Component data from apps and pages
★ ★ ★

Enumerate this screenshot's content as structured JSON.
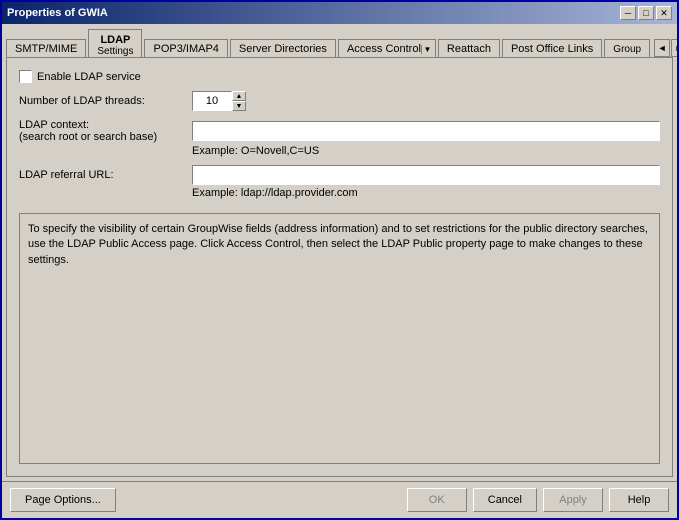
{
  "window": {
    "title": "Properties of GWIA"
  },
  "tabs": [
    {
      "id": "smtp-mime",
      "label": "SMTP/MIME",
      "active": false
    },
    {
      "id": "ldap",
      "label": "LDAP",
      "active": true,
      "sublabel": "Settings"
    },
    {
      "id": "pop3-imap4",
      "label": "POP3/IMAP4",
      "active": false
    },
    {
      "id": "server-directories",
      "label": "Server Directories",
      "active": false
    },
    {
      "id": "access-control",
      "label": "Access Control",
      "active": false,
      "has_dropdown": true
    },
    {
      "id": "reattach",
      "label": "Reattach",
      "active": false
    },
    {
      "id": "post-office-links",
      "label": "Post Office Links",
      "active": false
    },
    {
      "id": "group",
      "label": "Group",
      "active": false
    }
  ],
  "content": {
    "enable_ldap_label": "Enable LDAP service",
    "threads_label": "Number of LDAP threads:",
    "threads_value": "10",
    "context_label": "LDAP context:",
    "context_sublabel": "(search root or search base)",
    "context_placeholder": "",
    "context_example": "Example: O=Novell,C=US",
    "referral_label": "LDAP referral URL:",
    "referral_placeholder": "",
    "referral_example": "Example: ldap://ldap.provider.com",
    "info_text": "To specify the visibility of certain GroupWise fields (address information) and to set restrictions for the public directory searches, use the LDAP Public Access page. Click Access Control, then select the LDAP Public property page to make changes to these settings."
  },
  "buttons": {
    "page_options": "Page Options...",
    "ok": "OK",
    "cancel": "Cancel",
    "apply": "Apply",
    "help": "Help"
  },
  "icons": {
    "close": "✕",
    "minimize": "─",
    "maximize": "□",
    "arrow_up": "▲",
    "arrow_down": "▼",
    "nav_left": "◄",
    "nav_right": "►"
  }
}
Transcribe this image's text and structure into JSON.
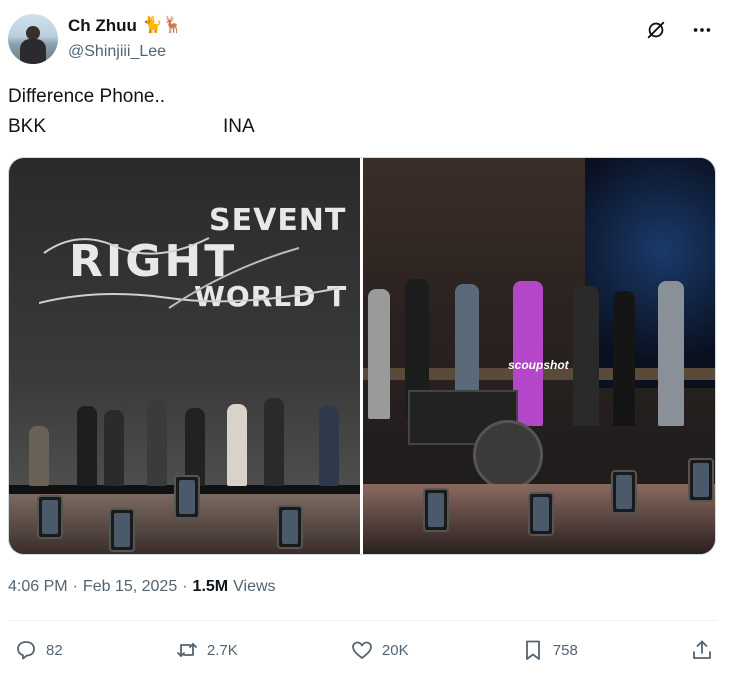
{
  "author": {
    "display_name": "Ch Zhuu",
    "emojis": "🐈🦌",
    "handle": "@Shinjiii_Lee"
  },
  "tweet": {
    "line1": "Difference Phone..",
    "label_left": "BKK",
    "label_right": "INA"
  },
  "media": {
    "left_screen": [
      "SEVENT",
      "RIGHT",
      "WORLD T"
    ],
    "right_watermark": "scoupshot"
  },
  "meta": {
    "time": "4:06 PM",
    "date": "Feb 15, 2025",
    "views_count": "1.5M",
    "views_label": "Views",
    "separator": "·"
  },
  "actions": {
    "replies": "82",
    "reposts": "2.7K",
    "likes": "20K",
    "bookmarks": "758"
  },
  "icons": [
    "grok-icon",
    "more-icon",
    "reply-icon",
    "repost-icon",
    "like-icon",
    "bookmark-icon",
    "share-icon"
  ],
  "colors": {
    "text_primary": "#0f1419",
    "text_secondary": "#536471",
    "border": "#cfd9de"
  }
}
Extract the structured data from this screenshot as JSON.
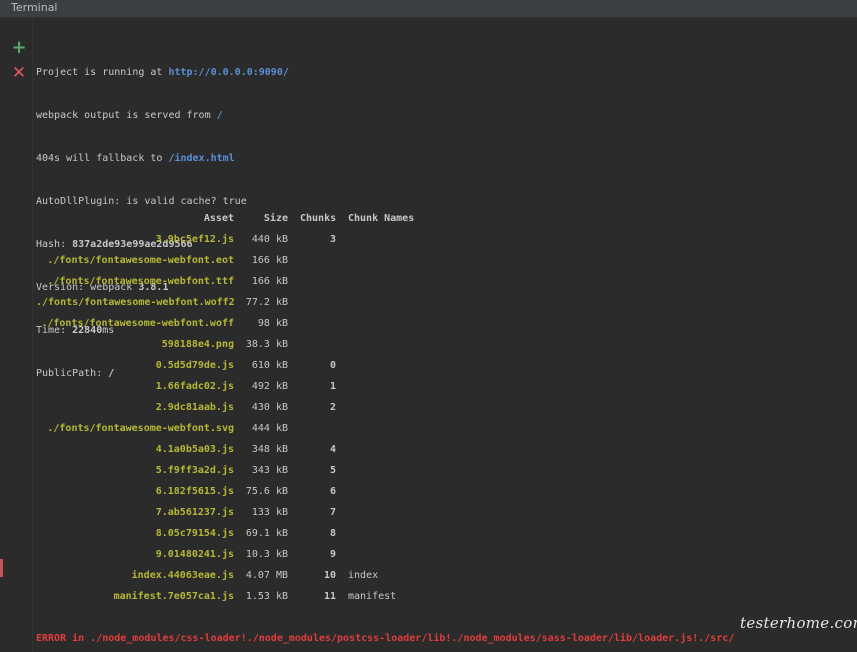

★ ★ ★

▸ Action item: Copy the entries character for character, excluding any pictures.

▸ Problem solution:
Enumerate this screenshot's content as structured JSON.
{
  "window": {
    "title": "Properties of GWIA"
  },
  "tabs": [
    {
      "id": "smtp-mime",
      "label": "SMTP/MIME",
      "active": false
    },
    {
      "id": "ldap",
      "label": "LDAP",
      "active": true,
      "sublabel": "Settings"
    },
    {
      "id": "pop3-imap4",
      "label": "POP3/IMAP4",
      "active": false
    },
    {
      "id": "server-directories",
      "label": "Server Directories",
      "active": false
    },
    {
      "id": "access-control",
      "label": "Access Control",
      "active": false,
      "has_dropdown": true
    },
    {
      "id": "reattach",
      "label": "Reattach",
      "active": false
    },
    {
      "id": "post-office-links",
      "label": "Post Office Links",
      "active": false
    },
    {
      "id": "group",
      "label": "Group",
      "active": false
    }
  ],
  "content": {
    "enable_ldap_label": "Enable LDAP service",
    "threads_label": "Number of LDAP threads:",
    "threads_value": "10",
    "context_label": "LDAP context:",
    "context_sublabel": "(search root or search base)",
    "context_placeholder": "",
    "context_example": "Example: O=Novell,C=US",
    "referral_label": "LDAP referral URL:",
    "referral_placeholder": "",
    "referral_example": "Example: ldap://ldap.provider.com",
    "info_text": "To specify the visibility of certain GroupWise fields (address information) and to set restrictions for the public directory searches, use the LDAP Public Access page. Click Access Control, then select the LDAP Public property page to make changes to these settings."
  },
  "buttons": {
    "page_options": "Page Options...",
    "ok": "OK",
    "cancel": "Cancel",
    "apply": "Apply",
    "help": "Help"
  },
  "icons": {
    "close": "✕",
    "minimize": "─",
    "maximize": "□",
    "arrow_up": "▲",
    "arrow_down": "▼",
    "nav_left": "◄",
    "nav_right": "►"
  }
}
Transcribe this image's text and structure into JSON.
{
  "author": {
    "display_name": "Ch Zhuu",
    "emojis": "🐈🦌",
    "handle": "@Shinjiii_Lee"
  },
  "tweet": {
    "line1": "Difference Phone..",
    "label_left": "BKK",
    "label_right": "INA"
  },
  "media": {
    "left_screen": [
      "SEVENT",
      "RIGHT",
      "WORLD T"
    ],
    "right_watermark": "scoupshot"
  },
  "meta": {
    "time": "4:06 PM",
    "date": "Feb 15, 2025",
    "views_count": "1.5M",
    "views_label": "Views",
    "separator": "·"
  },
  "actions": {
    "replies": "82",
    "reposts": "2.7K",
    "likes": "20K",
    "bookmarks": "758"
  },
  "icons": [
    "grok-icon",
    "more-icon",
    "reply-icon",
    "repost-icon",
    "like-icon",
    "bookmark-icon",
    "share-icon"
  ],
  "colors": {
    "text_primary": "#0f1419",
    "text_secondary": "#536471",
    "border": "#cfd9de"
  }
}
Extract the structured data from this screenshot as JSON.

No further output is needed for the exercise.